<<<<
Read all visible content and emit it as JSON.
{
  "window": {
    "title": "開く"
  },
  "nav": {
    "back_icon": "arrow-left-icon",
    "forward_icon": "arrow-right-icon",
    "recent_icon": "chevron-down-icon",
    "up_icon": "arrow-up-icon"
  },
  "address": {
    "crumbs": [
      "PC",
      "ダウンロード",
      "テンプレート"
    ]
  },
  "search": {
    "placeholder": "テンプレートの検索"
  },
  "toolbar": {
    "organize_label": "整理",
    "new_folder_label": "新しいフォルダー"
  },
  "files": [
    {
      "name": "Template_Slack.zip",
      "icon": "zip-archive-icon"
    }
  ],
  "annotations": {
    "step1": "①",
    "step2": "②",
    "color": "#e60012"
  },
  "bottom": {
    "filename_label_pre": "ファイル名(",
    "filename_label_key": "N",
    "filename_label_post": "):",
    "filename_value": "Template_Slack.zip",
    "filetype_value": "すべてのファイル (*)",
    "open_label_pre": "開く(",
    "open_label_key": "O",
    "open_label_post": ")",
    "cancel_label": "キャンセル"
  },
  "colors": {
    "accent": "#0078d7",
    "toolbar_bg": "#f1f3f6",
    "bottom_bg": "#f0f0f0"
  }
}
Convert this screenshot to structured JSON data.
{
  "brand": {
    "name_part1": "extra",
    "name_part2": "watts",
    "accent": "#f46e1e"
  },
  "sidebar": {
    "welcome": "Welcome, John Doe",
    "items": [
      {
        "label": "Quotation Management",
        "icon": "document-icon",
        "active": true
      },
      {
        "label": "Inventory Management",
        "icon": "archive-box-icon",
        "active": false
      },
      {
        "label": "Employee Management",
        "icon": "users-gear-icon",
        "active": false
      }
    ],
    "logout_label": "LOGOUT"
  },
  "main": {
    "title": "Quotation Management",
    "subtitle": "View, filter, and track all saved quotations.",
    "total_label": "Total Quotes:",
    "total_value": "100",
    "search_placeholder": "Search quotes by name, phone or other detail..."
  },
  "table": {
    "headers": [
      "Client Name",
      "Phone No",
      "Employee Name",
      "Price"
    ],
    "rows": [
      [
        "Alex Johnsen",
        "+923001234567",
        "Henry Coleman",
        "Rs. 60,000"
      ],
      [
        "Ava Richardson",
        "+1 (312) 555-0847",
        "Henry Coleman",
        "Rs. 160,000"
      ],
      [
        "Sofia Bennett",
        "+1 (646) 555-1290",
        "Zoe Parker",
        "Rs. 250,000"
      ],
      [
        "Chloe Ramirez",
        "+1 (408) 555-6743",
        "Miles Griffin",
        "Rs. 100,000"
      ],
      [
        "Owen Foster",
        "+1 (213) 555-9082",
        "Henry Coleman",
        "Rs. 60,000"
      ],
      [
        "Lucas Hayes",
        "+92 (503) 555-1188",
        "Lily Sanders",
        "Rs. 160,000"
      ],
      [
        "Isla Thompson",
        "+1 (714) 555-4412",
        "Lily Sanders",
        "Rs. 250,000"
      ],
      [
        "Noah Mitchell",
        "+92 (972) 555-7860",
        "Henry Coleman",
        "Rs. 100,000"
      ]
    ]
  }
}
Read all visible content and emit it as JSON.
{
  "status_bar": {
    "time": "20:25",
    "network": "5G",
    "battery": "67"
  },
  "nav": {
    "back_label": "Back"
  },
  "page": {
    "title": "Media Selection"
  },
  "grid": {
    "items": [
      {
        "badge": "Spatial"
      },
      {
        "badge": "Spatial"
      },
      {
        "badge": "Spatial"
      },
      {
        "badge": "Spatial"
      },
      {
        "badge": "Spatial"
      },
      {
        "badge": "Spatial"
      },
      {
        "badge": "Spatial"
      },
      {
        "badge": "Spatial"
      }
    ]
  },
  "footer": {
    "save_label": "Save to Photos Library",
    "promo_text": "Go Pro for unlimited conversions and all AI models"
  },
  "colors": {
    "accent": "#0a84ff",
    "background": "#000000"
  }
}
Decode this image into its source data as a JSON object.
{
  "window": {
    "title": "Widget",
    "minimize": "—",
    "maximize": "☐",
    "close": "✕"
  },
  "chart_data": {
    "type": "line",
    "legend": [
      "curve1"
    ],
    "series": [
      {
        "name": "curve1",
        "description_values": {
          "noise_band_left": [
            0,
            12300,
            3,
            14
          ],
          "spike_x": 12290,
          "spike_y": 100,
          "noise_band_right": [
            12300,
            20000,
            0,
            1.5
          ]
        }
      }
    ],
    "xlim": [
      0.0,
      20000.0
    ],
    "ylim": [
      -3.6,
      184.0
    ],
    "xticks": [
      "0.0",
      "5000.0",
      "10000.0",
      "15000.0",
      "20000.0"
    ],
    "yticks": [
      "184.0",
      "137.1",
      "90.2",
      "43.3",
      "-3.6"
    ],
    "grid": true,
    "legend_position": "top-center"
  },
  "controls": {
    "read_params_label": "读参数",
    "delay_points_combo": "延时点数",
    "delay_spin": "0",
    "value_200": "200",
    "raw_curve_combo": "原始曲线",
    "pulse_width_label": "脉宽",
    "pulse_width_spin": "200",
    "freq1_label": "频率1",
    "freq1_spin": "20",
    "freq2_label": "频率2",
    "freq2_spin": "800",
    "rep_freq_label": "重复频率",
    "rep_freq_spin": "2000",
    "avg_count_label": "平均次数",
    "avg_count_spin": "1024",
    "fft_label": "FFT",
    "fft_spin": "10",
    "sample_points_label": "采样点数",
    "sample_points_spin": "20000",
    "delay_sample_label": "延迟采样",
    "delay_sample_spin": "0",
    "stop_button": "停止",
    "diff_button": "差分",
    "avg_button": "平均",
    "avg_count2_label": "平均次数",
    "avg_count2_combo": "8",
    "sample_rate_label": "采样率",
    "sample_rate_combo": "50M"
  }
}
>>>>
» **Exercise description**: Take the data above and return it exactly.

» **Exercise result**:
Read all visible content and emit it as JSON.
{
  "window": {
    "title": "開く"
  },
  "nav": {
    "back_icon": "arrow-left-icon",
    "forward_icon": "arrow-right-icon",
    "recent_icon": "chevron-down-icon",
    "up_icon": "arrow-up-icon"
  },
  "address": {
    "crumbs": [
      "PC",
      "ダウンロード",
      "テンプレート"
    ]
  },
  "search": {
    "placeholder": "テンプレートの検索"
  },
  "toolbar": {
    "organize_label": "整理",
    "new_folder_label": "新しいフォルダー"
  },
  "files": [
    {
      "name": "Template_Slack.zip",
      "icon": "zip-archive-icon"
    }
  ],
  "annotations": {
    "step1": "①",
    "step2": "②",
    "color": "#e60012"
  },
  "bottom": {
    "filename_label_pre": "ファイル名(",
    "filename_label_key": "N",
    "filename_label_post": "):",
    "filename_value": "Template_Slack.zip",
    "filetype_value": "すべてのファイル (*)",
    "open_label_pre": "開く(",
    "open_label_key": "O",
    "open_label_post": ")",
    "cancel_label": "キャンセル"
  },
  "colors": {
    "accent": "#0078d7",
    "toolbar_bg": "#f1f3f6",
    "bottom_bg": "#f0f0f0"
  }
}
Convert this screenshot to structured JSON data.
{
  "brand": {
    "name_part1": "extra",
    "name_part2": "watts",
    "accent": "#f46e1e"
  },
  "sidebar": {
    "welcome": "Welcome, John Doe",
    "items": [
      {
        "label": "Quotation Management",
        "icon": "document-icon",
        "active": true
      },
      {
        "label": "Inventory Management",
        "icon": "archive-box-icon",
        "active": false
      },
      {
        "label": "Employee Management",
        "icon": "users-gear-icon",
        "active": false
      }
    ],
    "logout_label": "LOGOUT"
  },
  "main": {
    "title": "Quotation Management",
    "subtitle": "View, filter, and track all saved quotations.",
    "total_label": "Total Quotes:",
    "total_value": "100",
    "search_placeholder": "Search quotes by name, phone or other detail..."
  },
  "table": {
    "headers": [
      "Client Name",
      "Phone No",
      "Employee Name",
      "Price"
    ],
    "rows": [
      [
        "Alex Johnsen",
        "+923001234567",
        "Henry Coleman",
        "Rs. 60,000"
      ],
      [
        "Ava Richardson",
        "+1 (312) 555-0847",
        "Henry Coleman",
        "Rs. 160,000"
      ],
      [
        "Sofia Bennett",
        "+1 (646) 555-1290",
        "Zoe Parker",
        "Rs. 250,000"
      ],
      [
        "Chloe Ramirez",
        "+1 (408) 555-6743",
        "Miles Griffin",
        "Rs. 100,000"
      ],
      [
        "Owen Foster",
        "+1 (213) 555-9082",
        "Henry Coleman",
        "Rs. 60,000"
      ],
      [
        "Lucas Hayes",
        "+92 (503) 555-1188",
        "Lily Sanders",
        "Rs. 160,000"
      ],
      [
        "Isla Thompson",
        "+1 (714) 555-4412",
        "Lily Sanders",
        "Rs. 250,000"
      ],
      [
        "Noah Mitchell",
        "+92 (972) 555-7860",
        "Henry Coleman",
        "Rs. 100,000"
      ]
    ]
  }
}
Read all visible content and emit it as JSON.
{
  "status_bar": {
    "time": "20:25",
    "network": "5G",
    "battery": "67"
  },
  "nav": {
    "back_label": "Back"
  },
  "page": {
    "title": "Media Selection"
  },
  "grid": {
    "items": [
      {
        "badge": "Spatial"
      },
      {
        "badge": "Spatial"
      },
      {
        "badge": "Spatial"
      },
      {
        "badge": "Spatial"
      },
      {
        "badge": "Spatial"
      },
      {
        "badge": "Spatial"
      },
      {
        "badge": "Spatial"
      },
      {
        "badge": "Spatial"
      }
    ]
  },
  "footer": {
    "save_label": "Save to Photos Library",
    "promo_text": "Go Pro for unlimited conversions and all AI models"
  },
  "colors": {
    "accent": "#0a84ff",
    "background": "#000000"
  }
}
Decode this image into its source data as a JSON object.
{
  "window": {
    "title": "Widget",
    "minimize": "—",
    "maximize": "☐",
    "close": "✕"
  },
  "chart_data": {
    "type": "line",
    "legend": [
      "curve1"
    ],
    "series": [
      {
        "name": "curve1",
        "description_values": {
          "noise_band_left": [
            0,
            12300,
            3,
            14
          ],
          "spike_x": 12290,
          "spike_y": 100,
          "noise_band_right": [
            12300,
            20000,
            0,
            1.5
          ]
        }
      }
    ],
    "xlim": [
      0.0,
      20000.0
    ],
    "ylim": [
      -3.6,
      184.0
    ],
    "xticks": [
      "0.0",
      "5000.0",
      "10000.0",
      "15000.0",
      "20000.0"
    ],
    "yticks": [
      "184.0",
      "137.1",
      "90.2",
      "43.3",
      "-3.6"
    ],
    "grid": true,
    "legend_position": "top-center"
  },
  "controls": {
    "read_params_label": "读参数",
    "delay_points_combo": "延时点数",
    "delay_spin": "0",
    "value_200": "200",
    "raw_curve_combo": "原始曲线",
    "pulse_width_label": "脉宽",
    "pulse_width_spin": "200",
    "freq1_label": "频率1",
    "freq1_spin": "20",
    "freq2_label": "频率2",
    "freq2_spin": "800",
    "rep_freq_label": "重复频率",
    "rep_freq_spin": "2000",
    "avg_count_label": "平均次数",
    "avg_count_spin": "1024",
    "fft_label": "FFT",
    "fft_spin": "10",
    "sample_points_label": "采样点数",
    "sample_points_spin": "20000",
    "delay_sample_label": "延迟采样",
    "delay_sample_spin": "0",
    "stop_button": "停止",
    "diff_button": "差分",
    "avg_button": "平均",
    "avg_count2_label": "平均次数",
    "avg_count2_combo": "8",
    "sample_rate_label": "采样率",
    "sample_rate_combo": "50M"
  }
}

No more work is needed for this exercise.